Separating innovation from transformation to drive business impact
Digital innovation has the capacity to take companies forward, but it is not a blanket strategy, a one-size-fits-all template, nor a one-way ticket to success.
The banking and financial services industry requires a deep look at what services they have and how they can use digital innovation in a way that takes their offerings to the next level. How you apply innovative technology is just as important as the technology itself because, as in life, you can have too much of a good thing.
banks need to act on accelerating innovation now and focus on creating a vision for their future that can streamline the antiquated strategies
Successful digital transformation starts with the innovation team at the beginning of idea generation. With a cohesive focus and vision for digital from the onset, it will not only provide clearer benefits for the customers but for the business itself.
The options for future innovation continue to grow, with their ability to innovate faster, cheaper and better. In today’s digital world, the only protection against extinction requires active evolution. It is not about having the strength and size of a dinosaur, but the adaptability and perception of their surviving avian relation; birds.

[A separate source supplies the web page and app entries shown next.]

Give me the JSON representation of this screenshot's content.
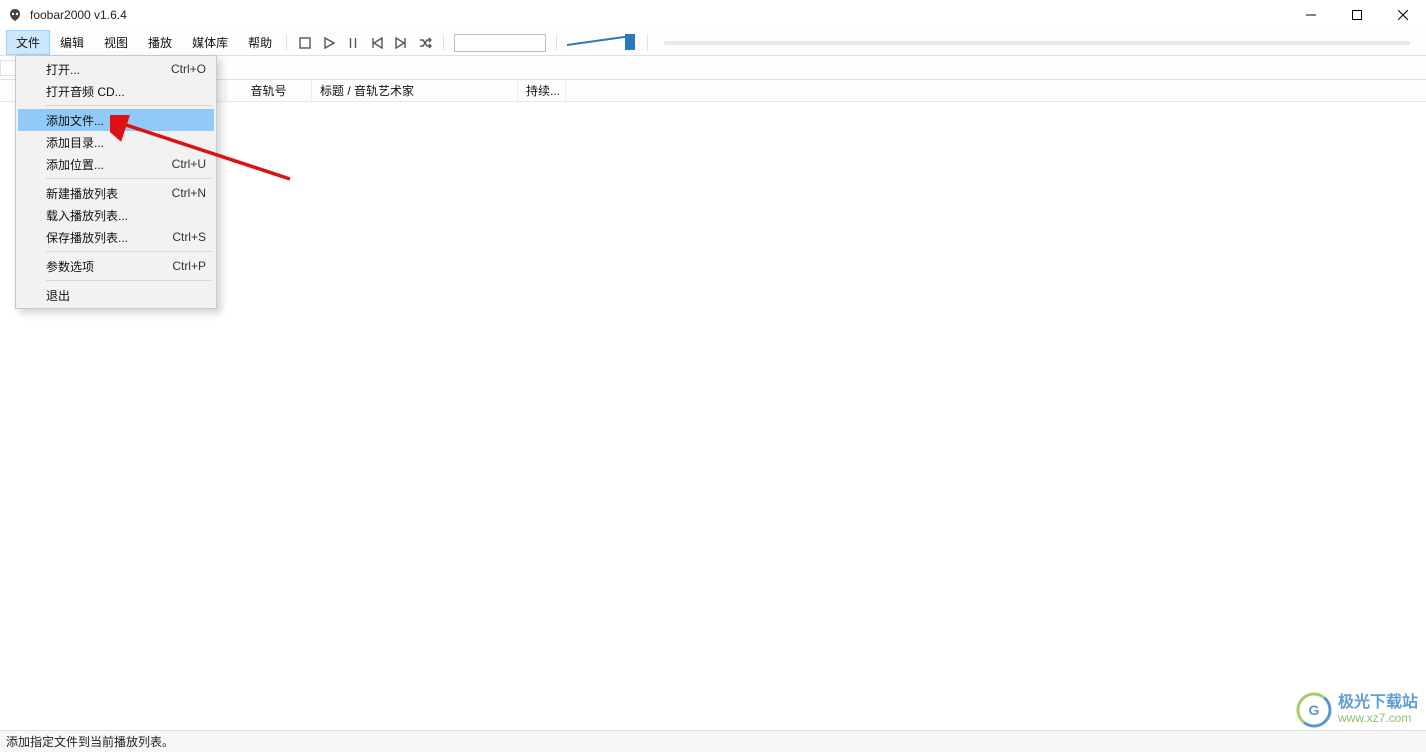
{
  "window": {
    "title": "foobar2000 v1.6.4"
  },
  "menubar": {
    "items": [
      "文件",
      "编辑",
      "视图",
      "播放",
      "媒体库",
      "帮助"
    ],
    "active_index": 0
  },
  "toolbar": {
    "icons": [
      "stop",
      "play",
      "pause",
      "prev",
      "next",
      "random"
    ],
    "search_placeholder": "",
    "volume_percent": 80
  },
  "columns": {
    "playing": "",
    "track": "音轨号",
    "title": "标题 / 音轨艺术家",
    "duration": "持续..."
  },
  "file_menu": {
    "items": [
      {
        "label": "打开...",
        "shortcut": "Ctrl+O",
        "highlight": false
      },
      {
        "label": "打开音频 CD...",
        "shortcut": "",
        "highlight": false
      },
      {
        "sep": true
      },
      {
        "label": "添加文件...",
        "shortcut": "",
        "highlight": true
      },
      {
        "label": "添加目录...",
        "shortcut": "",
        "highlight": false
      },
      {
        "label": "添加位置...",
        "shortcut": "Ctrl+U",
        "highlight": false
      },
      {
        "sep": true
      },
      {
        "label": "新建播放列表",
        "shortcut": "Ctrl+N",
        "highlight": false
      },
      {
        "label": "载入播放列表...",
        "shortcut": "",
        "highlight": false
      },
      {
        "label": "保存播放列表...",
        "shortcut": "Ctrl+S",
        "highlight": false
      },
      {
        "sep": true
      },
      {
        "label": "参数选项",
        "shortcut": "Ctrl+P",
        "highlight": false
      },
      {
        "sep": true
      },
      {
        "label": "退出",
        "shortcut": "",
        "highlight": false
      }
    ]
  },
  "statusbar": {
    "text": "添加指定文件到当前播放列表。"
  },
  "watermark": {
    "line1": "极光下载站",
    "line2": "www.xz7.com"
  }
}
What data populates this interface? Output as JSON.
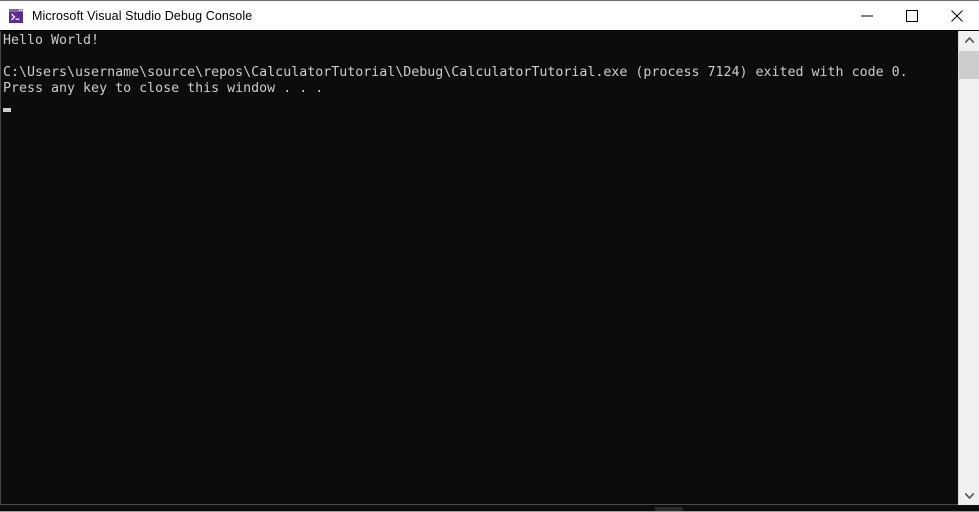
{
  "window": {
    "title": "Microsoft Visual Studio Debug Console",
    "icon": "console-app-icon",
    "colors": {
      "titlebar_bg": "#ffffff",
      "titlebar_text": "#000000",
      "console_bg": "#0c0c0c",
      "console_text": "#cccccc",
      "icon_purple": "#5c2d91",
      "scrollbar_track": "#f0f0f0",
      "scrollbar_thumb": "#cdcdcd",
      "close_hover": "#e81123"
    }
  },
  "titlebar": {
    "minimize_label": "Minimize",
    "maximize_label": "Maximize",
    "close_label": "Close",
    "minimize_icon": "minimize-icon",
    "maximize_icon": "maximize-icon",
    "close_icon": "close-icon"
  },
  "console": {
    "lines": [
      "Hello World!",
      "",
      "C:\\Users\\username\\source\\repos\\CalculatorTutorial\\Debug\\CalculatorTutorial.exe (process 7124) exited with code 0.",
      "Press any key to close this window . . ."
    ],
    "cursor_visible": true,
    "cursor_shape": "underscore-block"
  },
  "scrollbars": {
    "vertical": {
      "up_arrow_icon": "chevron-up-icon",
      "down_arrow_icon": "chevron-down-icon",
      "up_arrow_glyph": "⌃",
      "down_arrow_glyph": "⌄",
      "thumb_position": "top"
    },
    "horizontal": {
      "thumb_position": "center"
    }
  }
}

In other words, banks need to act on accelerating innovation now and focus on creating a vision for their future that can streamline the antiquated strategies of the past. Several financial institutions already demonstrate the ability to create new business models, products and services using a structured approach to organising digital innovation in innovation hubs or factories.
A large bank in The Netherlands for example uses a process of ideation, experimentation, rapid prototyping and user validation to find and develop those initiatives. Multiple companies have been created already as a spin-out of the innovation hub, creating value for customers and generating new sources of revenue for the bank.
In the future, digital innovation will take the form of innovation hubs creating new solutions, integrating AI and machine learning into personal finance management, smart chat assistants and the optimisation of customer loyalty in the shift to digital banking, among many others.
All of these can help to achieve better services and newer products. A bespoke approach to transformation enables businesses to offer more satisfying and more personalised customer experiences that challenge the cold, impersonal imagery often associated with the introduction of new technologies.
Stephan Hartgers is VP Digital Strategy at Mobiquity
Overcoming the challenges of digital transformation